The fourth annual Styles Crew Anniversary Show didn't attract crowds of Power 92 listeners, DMX fans, club kids or curious bystanders; this b-boy battle/concert/educational forum was created by and for the undecorated soldiers of hip-hop, the kids who break on the weekends in community centers, the MCs and DJs recording their own beats and rhymes in bedrooms and garages, the graf writers who hit the train yards only when the stars are shining. The musical underground was represented by the Shape Shifters, Of Mexican Descent, Morse Code, DJ Z-Trip and DJ Element. Alongside the beats and dancing, the program featured a panel discussion with national and local hip-hop luminaries.
The Furious Styles Upon Styles Crew, host of the event, is Arizona's premier b-boy (that's breaker to you) outfit, a team that's much-traveled and recognized among the national circuit of dance competitors. Currently composed of 11 members -- House, Denote, Anywhere, Wonder, Spy, Idea, Miracles, LR, Ugly, Cricket and Rehab -- Furious Styles and its members are quietly nurturing the most overlooked element of hip-hop. While MCs and DJs go multiplatinum and graffiti writers earn acclaim in the art establishment, b-boys remain at a street level, where they strive for fame within the confines of their own tiny environs. Though this may change in the not-as-distant-as-they'd-like future (witness Britney Spears' and Christina Aguilera's onstage dancers), an examination of current b-boy culture provides the best example of hip-hop's much-needed dedication to its roots.
The anniversary event, which spanned three days and two locations, brought together b-boys and b-girls from across the Southwest to dance and battle amongst each other. Like MCing and DJing, battling is integral to breaking culture, deeply rooted in the art's nearly three-decade history. A good b-boy battle is like watching two floor gymnasts attempting to outdo one another technically, while mocking each other's style in the process. Battlers dance in close proximity, nearly touching each other as their legs bounce and cross feverishly. When they hit the floor, it's all balance and revolution: windmills, flares, backspins, headspins and the pivotal freeze -- a move which finds the breaker stopped and balancing in a gravity-defying pose. The best seem boneless, flexing to positions that appear nearly impossible.
However, the comparison to a gymnast only spotlights the technical/physical side of breaking. "There's gymnasts who can break, but they ain't b-boys," explains House, de facto spokesperson for Styles Crew. "Not to take anything away from dynamics and power -- I admire that -- but it's only one aspect of it; you gotta be able to dance. There's kids with moves, but you put 'em in a circle with kids who are feeling it and there's no competition."
There's an entire foundation of elements that all b-boys recognize, specifically the roots of the art and its place in hip-hop culture. "Anybody can do moves," b-boy Anywhere elaborates. "Anybody can teach you a move. But to do your own moves, have your own style, attitude -- that comes from the culture. Understanding what that's about builds your character as a dancer. I'm sure a gymnast could do flares and all that, but that's forgetting the whole essence of it."
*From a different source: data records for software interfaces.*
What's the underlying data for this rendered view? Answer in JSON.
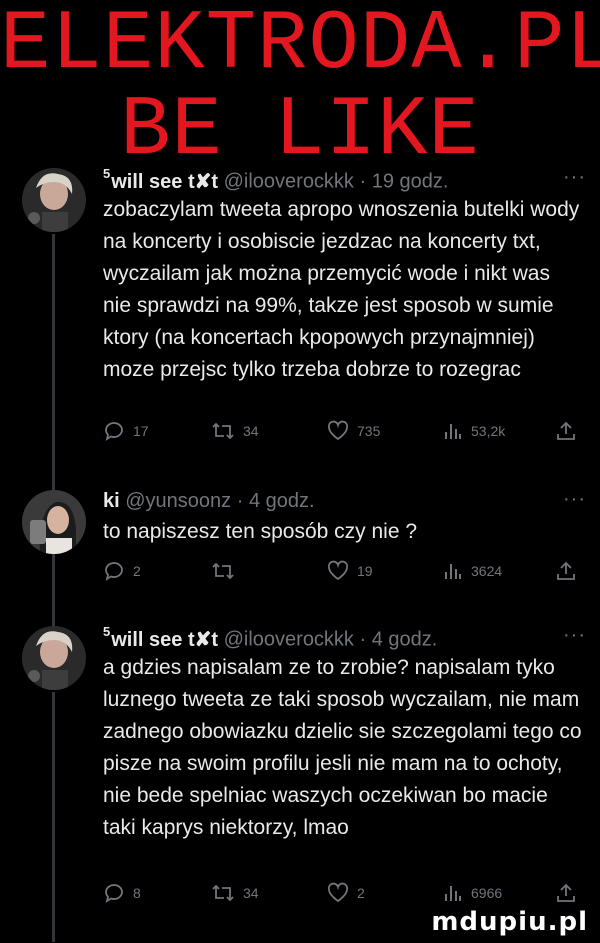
{
  "meme": {
    "line1": "ELEKTRODA.PL",
    "line2": "BE LIKE"
  },
  "tweets": [
    {
      "name": "will see t✘t",
      "name_prefix": "5",
      "handle": "@ilooverockkk",
      "time": "· 19 godz.",
      "more": "···",
      "text": "zobaczylam tweeta apropo wnoszenia butelki wody na koncerty i osobiscie jezdzac na koncerty txt, wyczailam jak można przemycić wode i nikt was nie sprawdzi na 99%, takze jest sposob w sumie ktory (na koncertach kpopowych przynajmniej) moze przejsc tylko trzeba dobrze to rozegrac",
      "replies": "17",
      "retweets": "34",
      "likes": "735",
      "views": "53,2k"
    },
    {
      "name": "ki",
      "name_prefix": "",
      "handle": "@yunsoonz",
      "time": "· 4 godz.",
      "more": "···",
      "text": "to napiszesz ten sposób czy nie ?",
      "replies": "2",
      "retweets": "",
      "likes": "19",
      "views": "3624"
    },
    {
      "name": "will see t✘t",
      "name_prefix": "5",
      "handle": "@ilooverockkk",
      "time": "· 4 godz.",
      "more": "···",
      "text": "a gdzies napisalam ze to zrobie? napisalam tyko luznego tweeta ze taki sposob wyczailam, nie mam zadnego obowiazku dzielic sie szczegolami tego co pisze na swoim profilu jesli nie mam na to ochoty, nie bede spelniac waszych oczekiwan bo macie taki kaprys niektorzy, lmao",
      "replies": "8",
      "retweets": "34",
      "likes": "2",
      "views": "6966"
    }
  ],
  "watermark": "mdupiu.pl",
  "colors": {
    "title_red": "#e3171f",
    "text": "#e7e9ea",
    "muted": "#71767b",
    "thread_line": "#333639"
  }
}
"Breakin's an art form like any other art form," adds House. "Whatever's inside of you, you're putting it out . . . it has to mean something beyond doing a flare and getting the applause. The shit that people need to know isn't the exciting shit. The real meat of it, the foundation thing, your average person doesn't care about that -- they wanna see gymnastics. They don't care where it's coming from."
Breaking is still very much a ghetto-centric activity, but isn't completely immune to the forces of commercialization. Shortly after the anniversary event, the Furious Styles crew traveled to Los Angeles to compete in a b-boy battle among West Coast crews (they finished fourth out of 17) that was filmed for ESPN. If the program -- and a similar East Coast contest -- is successful (it's tentatively slated to air in the coming months), the producers hope to get b-boy battles included at the next ESPN X-Games.
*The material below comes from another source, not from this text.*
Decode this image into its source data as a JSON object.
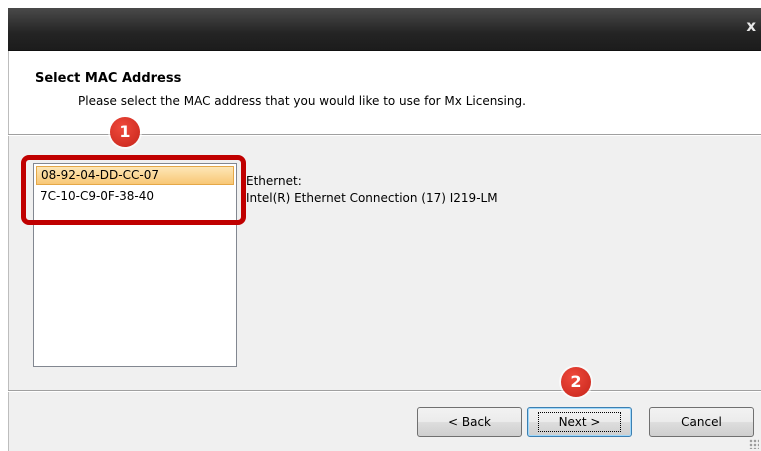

"The ESPN shit was weird . . . different," House muses. "We had conversations beforehand about how everyone was too excited about it -- nobody was thinking about the big picture. It would be cool to see it in the X-Games, but it might become athletes instead of dancers . . . kids taking steroids so they can be on TV or something."
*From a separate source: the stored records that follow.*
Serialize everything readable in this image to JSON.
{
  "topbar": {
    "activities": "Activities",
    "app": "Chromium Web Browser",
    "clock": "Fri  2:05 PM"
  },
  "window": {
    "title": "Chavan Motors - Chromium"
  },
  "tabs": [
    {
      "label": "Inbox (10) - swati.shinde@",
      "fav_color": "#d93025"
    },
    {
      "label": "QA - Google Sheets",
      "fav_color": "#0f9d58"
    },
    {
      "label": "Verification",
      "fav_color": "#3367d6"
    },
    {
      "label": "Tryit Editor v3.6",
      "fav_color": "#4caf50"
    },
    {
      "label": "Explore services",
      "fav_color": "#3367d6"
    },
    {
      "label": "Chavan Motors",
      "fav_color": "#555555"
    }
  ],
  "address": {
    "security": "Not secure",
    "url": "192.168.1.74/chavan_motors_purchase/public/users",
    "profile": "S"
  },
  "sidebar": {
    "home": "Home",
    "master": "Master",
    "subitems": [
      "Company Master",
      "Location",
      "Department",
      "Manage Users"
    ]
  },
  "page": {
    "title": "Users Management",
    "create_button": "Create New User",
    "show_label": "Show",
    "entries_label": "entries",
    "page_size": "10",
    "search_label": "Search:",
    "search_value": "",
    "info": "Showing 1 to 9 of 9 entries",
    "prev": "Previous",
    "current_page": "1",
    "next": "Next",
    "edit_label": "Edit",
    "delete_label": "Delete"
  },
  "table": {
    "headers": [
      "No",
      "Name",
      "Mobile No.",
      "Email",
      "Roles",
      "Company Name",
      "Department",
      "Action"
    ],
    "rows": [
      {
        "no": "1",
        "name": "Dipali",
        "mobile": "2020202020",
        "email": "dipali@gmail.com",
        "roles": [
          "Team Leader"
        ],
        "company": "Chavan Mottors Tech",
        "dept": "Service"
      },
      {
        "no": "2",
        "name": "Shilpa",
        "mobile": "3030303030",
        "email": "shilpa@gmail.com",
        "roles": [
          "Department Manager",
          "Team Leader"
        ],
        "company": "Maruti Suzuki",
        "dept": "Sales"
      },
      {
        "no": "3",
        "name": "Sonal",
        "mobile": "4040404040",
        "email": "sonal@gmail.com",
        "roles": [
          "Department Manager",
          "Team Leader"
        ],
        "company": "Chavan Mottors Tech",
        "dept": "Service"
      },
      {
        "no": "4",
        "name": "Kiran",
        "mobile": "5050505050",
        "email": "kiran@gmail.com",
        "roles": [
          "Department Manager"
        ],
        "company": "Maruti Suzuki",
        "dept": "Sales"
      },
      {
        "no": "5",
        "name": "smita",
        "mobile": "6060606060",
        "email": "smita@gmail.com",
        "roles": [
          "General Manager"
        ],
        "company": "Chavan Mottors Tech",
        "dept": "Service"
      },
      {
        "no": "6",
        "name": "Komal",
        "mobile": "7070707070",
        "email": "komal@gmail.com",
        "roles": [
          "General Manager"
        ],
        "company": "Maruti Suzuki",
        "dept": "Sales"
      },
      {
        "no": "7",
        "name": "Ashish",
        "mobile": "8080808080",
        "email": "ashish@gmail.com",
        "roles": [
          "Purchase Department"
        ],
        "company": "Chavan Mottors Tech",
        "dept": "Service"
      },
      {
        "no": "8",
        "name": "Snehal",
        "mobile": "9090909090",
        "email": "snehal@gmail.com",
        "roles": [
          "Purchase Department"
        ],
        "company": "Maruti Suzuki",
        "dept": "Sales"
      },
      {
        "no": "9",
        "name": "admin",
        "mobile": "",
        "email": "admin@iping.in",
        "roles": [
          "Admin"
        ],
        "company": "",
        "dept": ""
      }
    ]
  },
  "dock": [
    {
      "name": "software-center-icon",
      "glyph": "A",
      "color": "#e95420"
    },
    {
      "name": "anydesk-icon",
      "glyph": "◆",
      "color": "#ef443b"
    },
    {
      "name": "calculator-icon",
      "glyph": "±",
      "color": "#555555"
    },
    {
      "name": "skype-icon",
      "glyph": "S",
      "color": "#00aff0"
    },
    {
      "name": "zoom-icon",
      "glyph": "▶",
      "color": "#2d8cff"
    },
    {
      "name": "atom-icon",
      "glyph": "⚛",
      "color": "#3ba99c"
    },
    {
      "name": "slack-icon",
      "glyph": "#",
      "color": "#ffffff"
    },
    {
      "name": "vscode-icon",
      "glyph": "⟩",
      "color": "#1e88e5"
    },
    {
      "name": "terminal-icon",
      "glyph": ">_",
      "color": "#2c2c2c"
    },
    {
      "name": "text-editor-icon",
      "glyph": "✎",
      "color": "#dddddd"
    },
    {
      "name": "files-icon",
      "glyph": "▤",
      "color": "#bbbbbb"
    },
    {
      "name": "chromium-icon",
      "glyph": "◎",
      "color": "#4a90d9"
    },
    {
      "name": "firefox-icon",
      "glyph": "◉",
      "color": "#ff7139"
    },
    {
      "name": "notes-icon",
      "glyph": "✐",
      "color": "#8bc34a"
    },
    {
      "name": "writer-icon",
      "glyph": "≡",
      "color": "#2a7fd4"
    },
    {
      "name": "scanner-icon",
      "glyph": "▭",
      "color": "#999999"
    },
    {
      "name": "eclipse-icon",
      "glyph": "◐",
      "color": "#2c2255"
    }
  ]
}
Besides raising concerns about the mainstreaming of the art, the sheer bureaucracy of what is typically a street-level event seemed a strange anomaly. Entrants were charged between $50 and $75 to compete, while audience members paid $15 to see the auditions and $20 to see the competition. "We had to sign a contract and fill out this application -- TV stuff -- but it asked stupid questions," House says. "Like, 'How do you practice?' -- 'I roll furiously.' 'How do your mom and dad feel about you breaking?' Weird shit."